At least 100 feared dead after boat sinks off Libya coast

Accident comes as EU leaders reach a deal to handle the influx of migrants and refugees arriving on European shores.

Refugees Libya
The Libyan coastguard picked up 14 survivors from the boat just east of the capital, Tripoli, an official said on Friday. [Ismail Zitouny/Reuters]

About 100 migrants and refugees are missing and feared dead after their boat capsized off the coast of Libya, according to the Libyan coastguard. 

Libya, with its weak central government and proximity to Italian territory, is increasingly becoming the preferred option for many refugees despite the dangers involved in crossing the Mediterranean Sea.

The Libyan coastguard picked up 16 survivors from the boat just east of the capital, Tripoli, an official said on Friday.

An explosion during the voyage which caused the engine to catch fire is believed to have been the determining factor behind the incident, survivors were quoted as saying by AFP news agency. 

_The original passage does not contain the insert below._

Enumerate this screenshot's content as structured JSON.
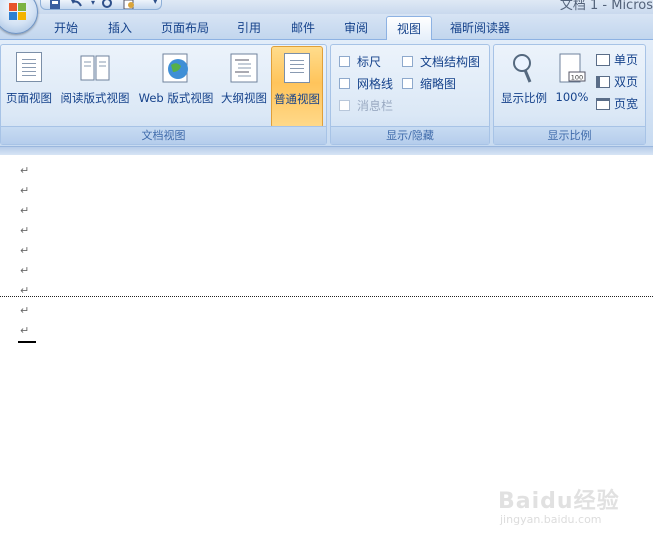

“When I saw the number of people on the boat, I refused to get on board, because we had been told that we would be 20 (passengers),” said survivor Amri Swileh, from Yemen.

Showing his bruised arms, the 26-year-old said smugglers threatened to shoot him and forced him onto the boat which was just eight metres long.

“I saw people burn,” he said.

“I lost all of my Yemeni friends who were with me. All five of them are missing.”

Another survivor, Bakari Badi, said early in the journey a man fell into the water and had to climb back onto the overcrowded craft.

“People were saying to the captain to go back to Libya but by then our engine exploded. So many people were wounded,” the 32-year-old Gambian said.

The exact number of migrants aboard the boat at the time of the incident is not known yet but while 15 women were on board the ship, all of the 16 rescued were young men. 

Those missing include two babies and three children under the age of 12. 

The passengers included several Moroccan families, none of whom survived, as well as Syrians and Sudanese.

The route from Libya through the Mediterranean to Italy and other European Union states drew nearly 120,000 people in 2017.

A boat packed with refugees and migrants sank off the coast of Tunisia in early June killing 112 people.

In February around 90 people drowned after a shipwreck off Libya’s western coast.

The International Organization for Migration describes the Mediterranean Sea as the world’s deadliest border. Last year, 3,116 people died trying to cross from North Africa to Europe, it said.

The latest development comes as European leaders reached a deal early on Friday to establish “controlled centres” in member states to determine the eligibility for asylum of migrants and refugees who reached Europe.

Following the announcement, the humanitarian group Doctors Without Borders, criticised the European deal on Friday saying, it aims to “block people at the doorstep of Europe”.

Source: News Agencies